The 9th Circuit Court of Appeals on Tuesday upheld Judge Vaughn Walker’s Prop 8 decision in Perry v. Brown, backing both Vaughn and his ruling that struck down California’s gay marriage ban as unconstitutional. Gays across the country, including in Atlanta, will take to the streets to celebrate.
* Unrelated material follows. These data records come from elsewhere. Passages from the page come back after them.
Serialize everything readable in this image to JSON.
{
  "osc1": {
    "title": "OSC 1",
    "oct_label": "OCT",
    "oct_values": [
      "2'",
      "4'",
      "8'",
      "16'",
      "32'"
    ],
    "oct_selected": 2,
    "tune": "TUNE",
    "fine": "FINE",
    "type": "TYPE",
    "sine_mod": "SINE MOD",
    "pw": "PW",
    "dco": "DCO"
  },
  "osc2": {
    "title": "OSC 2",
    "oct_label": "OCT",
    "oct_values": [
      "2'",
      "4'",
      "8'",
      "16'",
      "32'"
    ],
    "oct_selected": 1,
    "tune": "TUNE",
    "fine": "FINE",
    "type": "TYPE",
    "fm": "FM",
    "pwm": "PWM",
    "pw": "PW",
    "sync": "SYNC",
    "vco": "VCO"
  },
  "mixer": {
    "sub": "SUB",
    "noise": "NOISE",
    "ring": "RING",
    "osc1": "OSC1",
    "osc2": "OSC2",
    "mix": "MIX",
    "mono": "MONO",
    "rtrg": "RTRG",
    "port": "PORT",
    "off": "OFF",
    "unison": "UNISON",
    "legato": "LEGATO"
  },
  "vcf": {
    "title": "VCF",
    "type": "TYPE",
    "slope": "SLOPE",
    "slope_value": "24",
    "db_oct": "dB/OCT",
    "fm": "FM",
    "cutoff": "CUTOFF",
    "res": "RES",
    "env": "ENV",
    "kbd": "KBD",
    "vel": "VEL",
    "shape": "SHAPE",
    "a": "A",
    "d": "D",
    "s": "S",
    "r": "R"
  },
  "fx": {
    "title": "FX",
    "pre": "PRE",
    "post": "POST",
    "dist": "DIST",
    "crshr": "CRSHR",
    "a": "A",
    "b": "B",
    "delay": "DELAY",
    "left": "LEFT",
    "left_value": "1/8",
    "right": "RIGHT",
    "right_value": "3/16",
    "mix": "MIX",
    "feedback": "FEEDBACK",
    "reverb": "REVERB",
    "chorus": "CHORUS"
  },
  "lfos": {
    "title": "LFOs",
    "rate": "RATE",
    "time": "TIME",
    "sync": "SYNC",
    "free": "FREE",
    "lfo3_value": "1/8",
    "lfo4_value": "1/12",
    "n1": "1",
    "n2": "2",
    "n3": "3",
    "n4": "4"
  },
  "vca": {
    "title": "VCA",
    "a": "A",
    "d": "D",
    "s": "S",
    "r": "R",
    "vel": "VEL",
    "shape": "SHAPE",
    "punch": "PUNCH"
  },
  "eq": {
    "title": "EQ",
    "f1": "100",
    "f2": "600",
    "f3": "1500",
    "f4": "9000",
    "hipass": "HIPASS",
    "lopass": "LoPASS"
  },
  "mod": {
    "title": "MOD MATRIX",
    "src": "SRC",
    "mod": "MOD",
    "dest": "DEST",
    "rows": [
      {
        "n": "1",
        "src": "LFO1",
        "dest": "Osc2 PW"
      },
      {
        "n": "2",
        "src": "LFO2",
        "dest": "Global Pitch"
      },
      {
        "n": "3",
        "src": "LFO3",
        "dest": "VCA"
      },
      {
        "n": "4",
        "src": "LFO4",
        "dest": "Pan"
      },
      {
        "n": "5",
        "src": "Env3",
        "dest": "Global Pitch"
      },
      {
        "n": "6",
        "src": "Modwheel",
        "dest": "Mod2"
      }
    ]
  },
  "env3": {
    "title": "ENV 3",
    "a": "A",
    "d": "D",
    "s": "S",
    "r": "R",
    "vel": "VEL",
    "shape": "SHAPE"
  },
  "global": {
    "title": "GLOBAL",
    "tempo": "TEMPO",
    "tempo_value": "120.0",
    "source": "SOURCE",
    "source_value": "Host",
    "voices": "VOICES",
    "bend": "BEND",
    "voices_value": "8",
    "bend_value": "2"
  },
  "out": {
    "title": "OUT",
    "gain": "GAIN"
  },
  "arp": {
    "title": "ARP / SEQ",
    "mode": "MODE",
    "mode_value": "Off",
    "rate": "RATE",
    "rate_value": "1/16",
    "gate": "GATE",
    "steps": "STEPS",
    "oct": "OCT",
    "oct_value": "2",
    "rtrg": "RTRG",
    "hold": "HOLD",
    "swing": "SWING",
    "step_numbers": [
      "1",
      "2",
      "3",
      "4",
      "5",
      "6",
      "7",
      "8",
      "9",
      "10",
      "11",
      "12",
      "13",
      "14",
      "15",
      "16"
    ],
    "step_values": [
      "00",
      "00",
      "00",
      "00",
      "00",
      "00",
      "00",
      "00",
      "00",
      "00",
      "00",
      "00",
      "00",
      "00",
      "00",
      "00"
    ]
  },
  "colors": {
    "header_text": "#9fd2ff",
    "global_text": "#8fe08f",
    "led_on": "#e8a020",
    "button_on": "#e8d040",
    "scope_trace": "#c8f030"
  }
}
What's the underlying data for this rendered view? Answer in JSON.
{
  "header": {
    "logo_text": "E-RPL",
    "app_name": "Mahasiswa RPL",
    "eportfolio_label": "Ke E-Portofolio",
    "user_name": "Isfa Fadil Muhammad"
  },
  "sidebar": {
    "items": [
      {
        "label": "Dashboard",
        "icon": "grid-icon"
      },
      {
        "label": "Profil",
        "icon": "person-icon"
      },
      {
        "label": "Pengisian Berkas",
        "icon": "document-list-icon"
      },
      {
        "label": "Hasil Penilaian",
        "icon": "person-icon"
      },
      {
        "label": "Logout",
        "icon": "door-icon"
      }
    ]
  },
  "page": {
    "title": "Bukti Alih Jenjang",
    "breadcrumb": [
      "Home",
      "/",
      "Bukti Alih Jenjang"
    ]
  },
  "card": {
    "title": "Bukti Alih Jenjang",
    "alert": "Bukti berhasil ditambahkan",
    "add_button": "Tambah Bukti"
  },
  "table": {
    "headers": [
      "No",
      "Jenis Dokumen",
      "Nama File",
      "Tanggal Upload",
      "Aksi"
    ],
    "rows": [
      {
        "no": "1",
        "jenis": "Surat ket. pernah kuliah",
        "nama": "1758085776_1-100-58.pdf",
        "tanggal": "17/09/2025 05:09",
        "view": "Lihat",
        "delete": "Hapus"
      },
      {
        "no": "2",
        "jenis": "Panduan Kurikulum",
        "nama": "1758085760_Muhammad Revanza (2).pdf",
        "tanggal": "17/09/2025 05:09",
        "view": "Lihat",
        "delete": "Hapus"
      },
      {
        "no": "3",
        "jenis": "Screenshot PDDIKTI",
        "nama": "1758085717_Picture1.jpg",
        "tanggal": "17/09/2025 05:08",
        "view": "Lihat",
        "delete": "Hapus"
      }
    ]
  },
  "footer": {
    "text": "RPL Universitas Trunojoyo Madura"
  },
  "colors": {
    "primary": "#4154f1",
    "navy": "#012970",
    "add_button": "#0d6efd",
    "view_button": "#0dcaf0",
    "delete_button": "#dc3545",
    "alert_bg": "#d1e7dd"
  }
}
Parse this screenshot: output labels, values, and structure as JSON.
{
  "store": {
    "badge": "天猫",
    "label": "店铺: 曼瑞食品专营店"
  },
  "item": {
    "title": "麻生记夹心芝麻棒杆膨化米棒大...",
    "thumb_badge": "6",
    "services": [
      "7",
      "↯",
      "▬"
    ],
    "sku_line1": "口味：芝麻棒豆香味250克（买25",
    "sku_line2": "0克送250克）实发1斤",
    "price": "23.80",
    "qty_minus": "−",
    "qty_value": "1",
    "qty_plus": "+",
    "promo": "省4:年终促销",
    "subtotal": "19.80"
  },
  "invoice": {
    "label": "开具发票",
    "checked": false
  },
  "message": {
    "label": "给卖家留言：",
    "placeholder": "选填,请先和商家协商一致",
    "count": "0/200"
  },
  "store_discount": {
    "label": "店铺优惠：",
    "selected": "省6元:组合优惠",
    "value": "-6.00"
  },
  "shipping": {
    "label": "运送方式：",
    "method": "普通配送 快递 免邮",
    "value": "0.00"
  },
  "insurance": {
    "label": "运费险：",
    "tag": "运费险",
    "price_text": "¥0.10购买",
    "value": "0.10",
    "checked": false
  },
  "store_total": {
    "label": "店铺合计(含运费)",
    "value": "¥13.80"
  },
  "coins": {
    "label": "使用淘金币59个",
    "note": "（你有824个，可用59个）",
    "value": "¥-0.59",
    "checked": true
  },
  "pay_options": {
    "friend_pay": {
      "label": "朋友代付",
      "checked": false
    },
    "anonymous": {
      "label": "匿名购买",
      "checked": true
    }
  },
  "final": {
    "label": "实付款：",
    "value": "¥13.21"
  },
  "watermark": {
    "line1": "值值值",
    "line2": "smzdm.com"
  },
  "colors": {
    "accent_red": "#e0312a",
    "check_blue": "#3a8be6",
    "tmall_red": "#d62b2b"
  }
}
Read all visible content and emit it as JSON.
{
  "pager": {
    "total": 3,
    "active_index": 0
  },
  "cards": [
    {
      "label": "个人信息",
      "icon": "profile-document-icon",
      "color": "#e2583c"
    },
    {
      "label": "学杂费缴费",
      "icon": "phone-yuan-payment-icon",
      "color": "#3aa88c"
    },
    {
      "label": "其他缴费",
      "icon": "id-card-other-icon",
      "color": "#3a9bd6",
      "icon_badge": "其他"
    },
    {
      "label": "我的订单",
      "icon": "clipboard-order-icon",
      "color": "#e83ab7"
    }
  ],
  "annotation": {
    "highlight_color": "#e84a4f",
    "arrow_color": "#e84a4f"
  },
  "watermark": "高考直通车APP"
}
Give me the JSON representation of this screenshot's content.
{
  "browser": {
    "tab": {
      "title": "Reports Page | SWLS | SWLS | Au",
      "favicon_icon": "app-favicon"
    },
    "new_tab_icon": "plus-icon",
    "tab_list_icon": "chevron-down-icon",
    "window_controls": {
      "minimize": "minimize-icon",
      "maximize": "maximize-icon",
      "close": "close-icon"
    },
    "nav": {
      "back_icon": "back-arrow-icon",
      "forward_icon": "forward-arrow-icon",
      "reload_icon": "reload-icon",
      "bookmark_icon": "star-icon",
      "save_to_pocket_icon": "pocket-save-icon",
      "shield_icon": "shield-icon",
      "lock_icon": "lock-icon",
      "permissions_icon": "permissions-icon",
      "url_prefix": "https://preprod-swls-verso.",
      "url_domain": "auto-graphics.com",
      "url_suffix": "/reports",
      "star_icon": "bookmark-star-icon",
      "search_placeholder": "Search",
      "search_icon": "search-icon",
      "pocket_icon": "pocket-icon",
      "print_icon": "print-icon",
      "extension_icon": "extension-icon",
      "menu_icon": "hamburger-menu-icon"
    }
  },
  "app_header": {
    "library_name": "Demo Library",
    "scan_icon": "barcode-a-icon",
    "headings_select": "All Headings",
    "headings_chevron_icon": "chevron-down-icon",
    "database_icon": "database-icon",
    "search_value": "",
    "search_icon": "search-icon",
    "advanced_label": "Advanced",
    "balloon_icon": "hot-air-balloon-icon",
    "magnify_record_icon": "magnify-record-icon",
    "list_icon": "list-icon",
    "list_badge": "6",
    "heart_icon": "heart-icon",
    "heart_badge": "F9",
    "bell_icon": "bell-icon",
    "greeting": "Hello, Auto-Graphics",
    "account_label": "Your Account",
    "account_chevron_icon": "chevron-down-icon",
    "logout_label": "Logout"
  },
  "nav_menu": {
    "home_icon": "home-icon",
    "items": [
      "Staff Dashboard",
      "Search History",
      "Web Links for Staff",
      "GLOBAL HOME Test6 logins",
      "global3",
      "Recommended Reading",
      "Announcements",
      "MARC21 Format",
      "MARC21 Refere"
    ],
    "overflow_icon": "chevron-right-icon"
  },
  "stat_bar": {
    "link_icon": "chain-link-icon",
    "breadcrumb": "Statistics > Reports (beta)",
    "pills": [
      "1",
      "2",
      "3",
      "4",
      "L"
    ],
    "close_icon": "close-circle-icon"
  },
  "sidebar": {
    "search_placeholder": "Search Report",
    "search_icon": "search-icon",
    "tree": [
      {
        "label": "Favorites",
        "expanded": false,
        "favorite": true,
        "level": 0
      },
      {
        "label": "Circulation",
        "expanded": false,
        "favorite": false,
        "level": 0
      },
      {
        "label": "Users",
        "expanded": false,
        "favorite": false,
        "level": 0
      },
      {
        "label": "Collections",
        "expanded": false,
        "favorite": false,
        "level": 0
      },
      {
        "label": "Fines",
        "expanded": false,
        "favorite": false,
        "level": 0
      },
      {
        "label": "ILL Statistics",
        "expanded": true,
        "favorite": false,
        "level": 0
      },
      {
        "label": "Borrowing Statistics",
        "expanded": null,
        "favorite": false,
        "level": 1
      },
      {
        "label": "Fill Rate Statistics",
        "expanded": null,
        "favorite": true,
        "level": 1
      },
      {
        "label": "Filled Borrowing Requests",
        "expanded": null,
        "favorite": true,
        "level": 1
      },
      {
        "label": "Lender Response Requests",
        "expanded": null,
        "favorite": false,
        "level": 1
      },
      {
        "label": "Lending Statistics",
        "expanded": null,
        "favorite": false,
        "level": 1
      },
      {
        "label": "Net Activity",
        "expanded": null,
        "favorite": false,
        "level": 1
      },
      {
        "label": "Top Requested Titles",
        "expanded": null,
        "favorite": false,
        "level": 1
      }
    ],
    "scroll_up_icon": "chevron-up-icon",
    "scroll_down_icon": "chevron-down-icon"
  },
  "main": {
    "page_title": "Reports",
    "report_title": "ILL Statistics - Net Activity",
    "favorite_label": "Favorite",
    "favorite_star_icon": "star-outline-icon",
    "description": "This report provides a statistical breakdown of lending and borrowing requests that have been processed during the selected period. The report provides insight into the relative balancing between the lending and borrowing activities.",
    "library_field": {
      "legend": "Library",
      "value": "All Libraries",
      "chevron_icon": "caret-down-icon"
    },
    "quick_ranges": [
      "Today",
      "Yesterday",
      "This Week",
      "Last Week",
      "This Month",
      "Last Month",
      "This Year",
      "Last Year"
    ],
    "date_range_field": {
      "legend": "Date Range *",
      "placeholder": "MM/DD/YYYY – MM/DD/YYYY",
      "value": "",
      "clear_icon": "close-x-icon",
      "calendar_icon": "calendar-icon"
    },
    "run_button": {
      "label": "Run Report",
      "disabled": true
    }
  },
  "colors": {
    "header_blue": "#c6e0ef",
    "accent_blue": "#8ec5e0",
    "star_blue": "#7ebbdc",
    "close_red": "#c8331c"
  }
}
"Proposition 8 serves no purpose, and has no effect, other than to lessen the status and human dignity of gays and lesbians in California, and to officially reclassify their relationships and families as inferior to those of opposite-sex couples. The Constitution simply does not allow for laws of this sort," judge Stephen Reinhardt wrote in the ruling.Queer Justice League of Atlanta joins in the celebrations with a Prop 8 Victory Rally in Midtown at the corner of 10th Street and Piedmont Avenue at 4:30 p.m. on Tuesday. Yes, while it’s still illegal for gay couples marry in Georgia, all are welcome to bring signs and raise their voices – like hundreds did in 2010 at the same location (photo) – for the far-reaching ramifications of not only the California ruling, but anti-gay marriage laws across the country. Tuesday’s victory – which upholds that Prop 8 is unconstitutional and goes further to say that Walker, who is gay, had no reason to recuse himself from the case – sends a strong message with nationwide implications. Experts say that federal courts have now twice-confirmed that a straight-only marriage law is unconstitutional directly calls into question the federal Defense of Marriage Act, which denies federal recognition of same-sex unions, even in states where their partnerships are legal. A thorough accounting of the background of the case reveals that it’s been a long road to victory. It was in 2008 when the California Supreme Court granted marriage rights to same-sex couples, but only 18,000 were able to tie the not in the seven-month sweet spot before voters approved Prop 8 and changed the state constitution to redefine marriage. Since then, it’s been a flurry of days in court, climaxing in Walker’s 2010 federal court decision that the backers of Prop 8 could not answer plaintiffs’ claims of discrimination in the law. The ruling was quickly stayed as the appeal began and began an 18-month war of words in court and in the press leading up to Tuesday’s decision. An appeal to the U.S. Supreme Court is promised, so no new weddings in California are anticipated as a result of the new ruling.